In deciding whether a particular place is included within the amendment, decisional law has outlined pertinent considerations. For example, "[i]t is the status of the way, not the status of the driver, which the statute defines . . . ." Commonwealth v. Hart, 26 Mass. App. Ct. at 237-238. In addition, it is the objective appearance of the way that is determinative of its status, rather than the subjective intent of the property owner. See Commonwealth
v. Smithson, 41 Mass. App. Ct. 545 , 549 (1996). Finally, if the "physical circumstances of the way are such that members of the public may reasonably conclude that it is open for travel to invitees or licensees," this element of the statute is satisfied. Commonwealth v. Hart, 26 Mass. App. Ct. at 238. Some of the usual indicia of accessibility to the public include a paved road, the absence of signs prohibiting the public from access to the road, and street lights, curbing, houses, crossroads, and traffic. See Commonwealth v. Muise, 28 Mass. App. Ct. 964 (1990). See also Commonwealth v. Mara, 257 Mass. 198 , 208-209 (1926).

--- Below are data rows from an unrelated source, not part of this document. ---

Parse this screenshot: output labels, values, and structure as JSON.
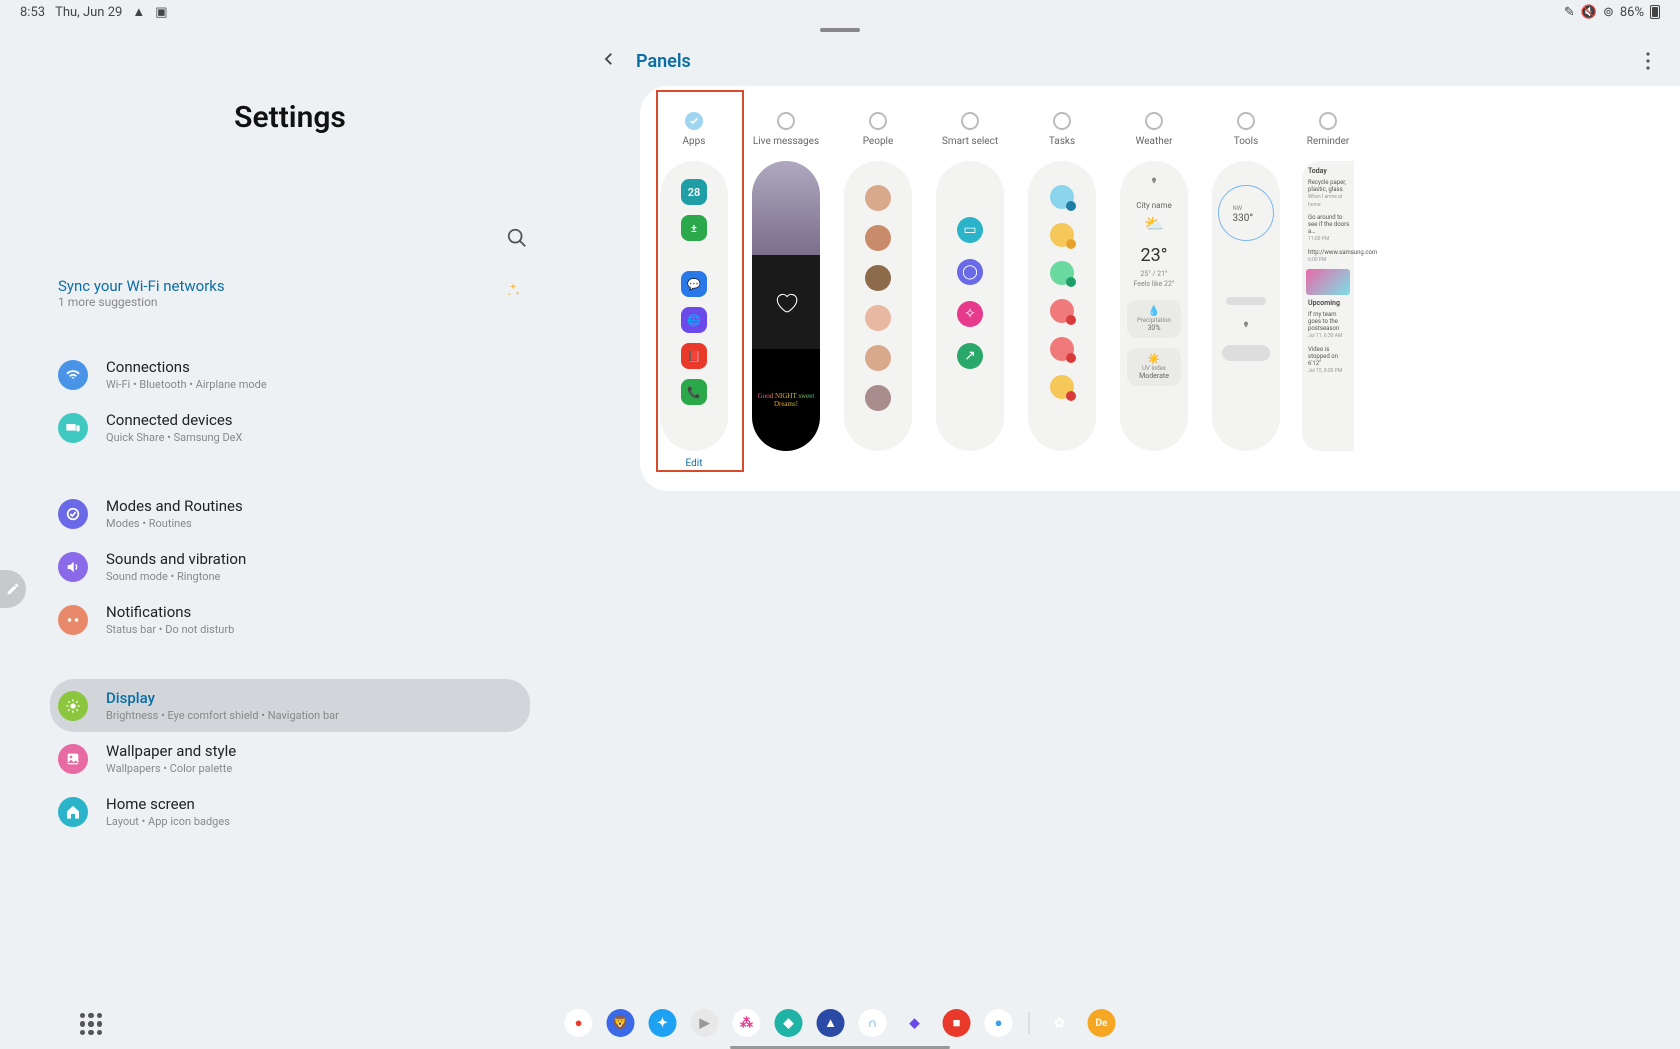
{
  "status": {
    "time": "8:53",
    "date": "Thu, Jun 29",
    "battery": "86%"
  },
  "settings": {
    "title": "Settings",
    "suggestion": {
      "title": "Sync your Wi-Fi networks",
      "subtitle": "1 more suggestion"
    },
    "items": [
      {
        "label": "Connections",
        "sub": "Wi-Fi • Bluetooth • Airplane mode",
        "color": "#4a94e8"
      },
      {
        "label": "Connected devices",
        "sub": "Quick Share • Samsung DeX",
        "color": "#3fc9c1"
      },
      {
        "label": "Modes and Routines",
        "sub": "Modes • Routines",
        "color": "#6a6ae8"
      },
      {
        "label": "Sounds and vibration",
        "sub": "Sound mode • Ringtone",
        "color": "#8a6ae8"
      },
      {
        "label": "Notifications",
        "sub": "Status bar • Do not disturb",
        "color": "#e88a6a"
      },
      {
        "label": "Display",
        "sub": "Brightness • Eye comfort shield • Navigation bar",
        "color": "#8cc63f",
        "selected": true
      },
      {
        "label": "Wallpaper and style",
        "sub": "Wallpapers • Color palette",
        "color": "#e86aa3"
      },
      {
        "label": "Home screen",
        "sub": "Layout • App icon badges",
        "color": "#2bb3c9"
      }
    ]
  },
  "panels": {
    "title": "Panels",
    "edit": "Edit",
    "list": [
      {
        "name": "Apps",
        "checked": true
      },
      {
        "name": "Live messages",
        "checked": false
      },
      {
        "name": "People",
        "checked": false
      },
      {
        "name": "Smart select",
        "checked": false
      },
      {
        "name": "Tasks",
        "checked": false
      },
      {
        "name": "Weather",
        "checked": false
      },
      {
        "name": "Tools",
        "checked": false
      },
      {
        "name": "Reminder",
        "checked": false
      }
    ],
    "apps_preview": [
      {
        "bg": "#1f9ea6",
        "txt": "28"
      },
      {
        "bg": "#2aa84a",
        "txt": "±"
      },
      {
        "bg": "#2a78e8",
        "txt": "💬"
      },
      {
        "bg": "#6a4ae8",
        "txt": "🌐"
      },
      {
        "bg": "#e8392a",
        "txt": "📕"
      },
      {
        "bg": "#2aa84a",
        "txt": "📞"
      }
    ],
    "live_msg_text": "Good NIGHT sweet Dreams!",
    "people_colors": [
      "#d9a98c",
      "#c98c6a",
      "#8c6a4a",
      "#e8b8a0",
      "#d9a98c",
      "#a98c8c"
    ],
    "smart_select": [
      {
        "bg": "#2bb3c9"
      },
      {
        "bg": "#6a6ae8"
      },
      {
        "bg": "#e83a8c"
      },
      {
        "bg": "#2aa86a"
      }
    ],
    "tasks": [
      {
        "main": "#8bd4ee",
        "dot": "#1f7ea6"
      },
      {
        "main": "#f6c85a",
        "dot": "#e8a22a"
      },
      {
        "main": "#6ad99f",
        "dot": "#1f9e6a"
      },
      {
        "main": "#f07a7a",
        "dot": "#d93a3a"
      },
      {
        "main": "#f07a7a",
        "dot": "#d93a3a"
      },
      {
        "main": "#f6c85a",
        "dot": "#d93a3a"
      }
    ],
    "weather": {
      "city": "City name",
      "temp": "23°",
      "sub": "25° / 21°\nFeels like 22°",
      "precip_l": "Precipitation",
      "precip_v": "30%",
      "uv_l": "UV Index",
      "uv_v": "Moderate"
    },
    "tools": {
      "heading": "330°",
      "prefix": "NW"
    },
    "reminder": {
      "today": "Today",
      "items": [
        {
          "t": "Recycle paper, plastic, glass",
          "s": "When I arrive at home"
        },
        {
          "t": "Go around to see if the doors a…",
          "s": "11:00 PM"
        },
        {
          "t": "http://www.samsung.com",
          "s": "6:00 PM"
        }
      ],
      "upcoming": "Upcoming",
      "up_items": [
        {
          "t": "If my team goes to the postseason",
          "s": "Jul 11, 6:30 AM"
        },
        {
          "t": "Video is stopped on 6'12\"",
          "s": "Jul 15, 8:00 PM"
        }
      ]
    }
  },
  "dock": [
    {
      "bg": "#fff",
      "fg": "#e8392a",
      "txt": "●"
    },
    {
      "bg": "#3a6ae8",
      "txt": "🦁"
    },
    {
      "bg": "#1da1f2",
      "txt": "✦"
    },
    {
      "bg": "#e8e8e8",
      "fg": "#999",
      "txt": "▶"
    },
    {
      "bg": "#fff",
      "fg": "#e83a8c",
      "txt": "⁂"
    },
    {
      "bg": "#1fb3a6",
      "txt": "◆"
    },
    {
      "bg": "#2a4aa6",
      "txt": "▲"
    },
    {
      "bg": "#fff",
      "fg": "#3a9ee8",
      "txt": "∩"
    },
    {
      "bg": "transparent",
      "fg": "#6a4ae8",
      "txt": "◆"
    },
    {
      "bg": "#e8392a",
      "txt": "■"
    },
    {
      "bg": "#fff",
      "fg": "#3a9ee8",
      "txt": "●"
    }
  ],
  "dock2": [
    {
      "bg": "transparent",
      "txt": "✿"
    },
    {
      "bg": "#f5a623",
      "txt": "De"
    }
  ]
}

The characteristics of the North Andover shopping mall parking lot, even during the hours that the mall shops are closed, place the parking lot within reach of G. L. c. 90, § 24, as amended by St. 1961, c. 347. While the use of the parking lot after closing hours would be significantly diminished, there were services at the mall, such as pay telephones and newspaper distribution boxes, which could be used without the presence of a storekeeper. There was no suggestion that the ATM machine was not available. Thus, their presence created the reasonable expectation among members of the public that they were welcome to operate their vehicles in the parking lot in order to access those services that were uniquely available when the shops were closed. See Commonwealth v. Hart, 26 Mass. App. Ct. at 237 (presence of businesses along the side of private way support its inclusion within scope of the drunk-driving statute).

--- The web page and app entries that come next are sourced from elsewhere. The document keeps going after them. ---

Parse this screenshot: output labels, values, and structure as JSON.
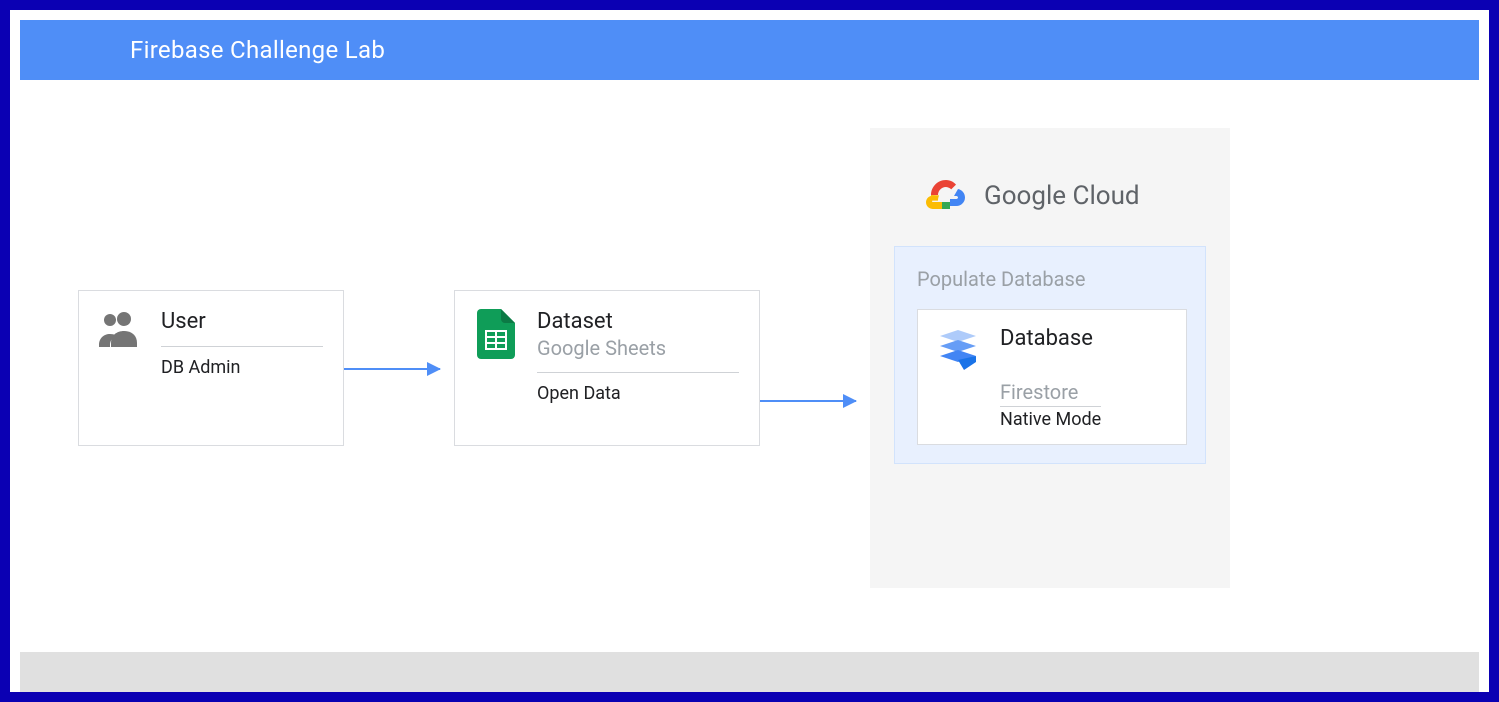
{
  "title": "Firebase Challenge Lab",
  "user": {
    "title": "User",
    "sub": "DB Admin"
  },
  "dataset": {
    "title": "Dataset",
    "subtitle": "Google Sheets",
    "sub": "Open Data"
  },
  "cloud": {
    "title": "Google Cloud",
    "populate": "Populate Database",
    "db": {
      "title": "Database",
      "subtitle": "Firestore",
      "sub": "Native Mode"
    }
  }
}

2. Public policy and the "shelter defense." The defendant argues for the first time on appeal that as a matter of public policy, a person should not be punished for the crime of operating a motor vehicle while under the influence of alcohol if, once the operator feels the effect of alcohol, he or she removes the vehicle from the roadway. Thus, the defendant requests that we adopt a "shelter defense" for individuals who stop their vehicles because they think they are under the influence of alcohol or drugs.
We realize that at least one jurisdiction, Arizona, recognizes a limited type of "shelter defense." See State v. Love, 182 Ariz. 324, 326-327 (1995). See also Atkinson v. State, 331 Md. 199, 212-218 (1992). However, we agree with other jurisdictions
which reject the "shelter defense" and hold that a better policy is for a person who drinks alcohol to anticipate and ascertain his or her ability to operate a motor vehicle before attempting to do so. See Naperville v. Watson, 175 Ill. 2d 399, 404-405 (1997); State v. Peterson, 236 Mont. 247, 251 (1989). See also Richfield City v. Walker, 790 P.2d 87, 93 (Utah 1990) ("shelter defense" is province of Legislature).
[Note 1] Officer Brush described the parking lot as a "private way," but it is clear from his testimony that the public had access to the parking lot.
[Note 2] This language remains in the current statutory scheme. See G. L. c. 90, § 24(1)(a)(1), first par., as appearing in St. 1994, c. 25, § 3.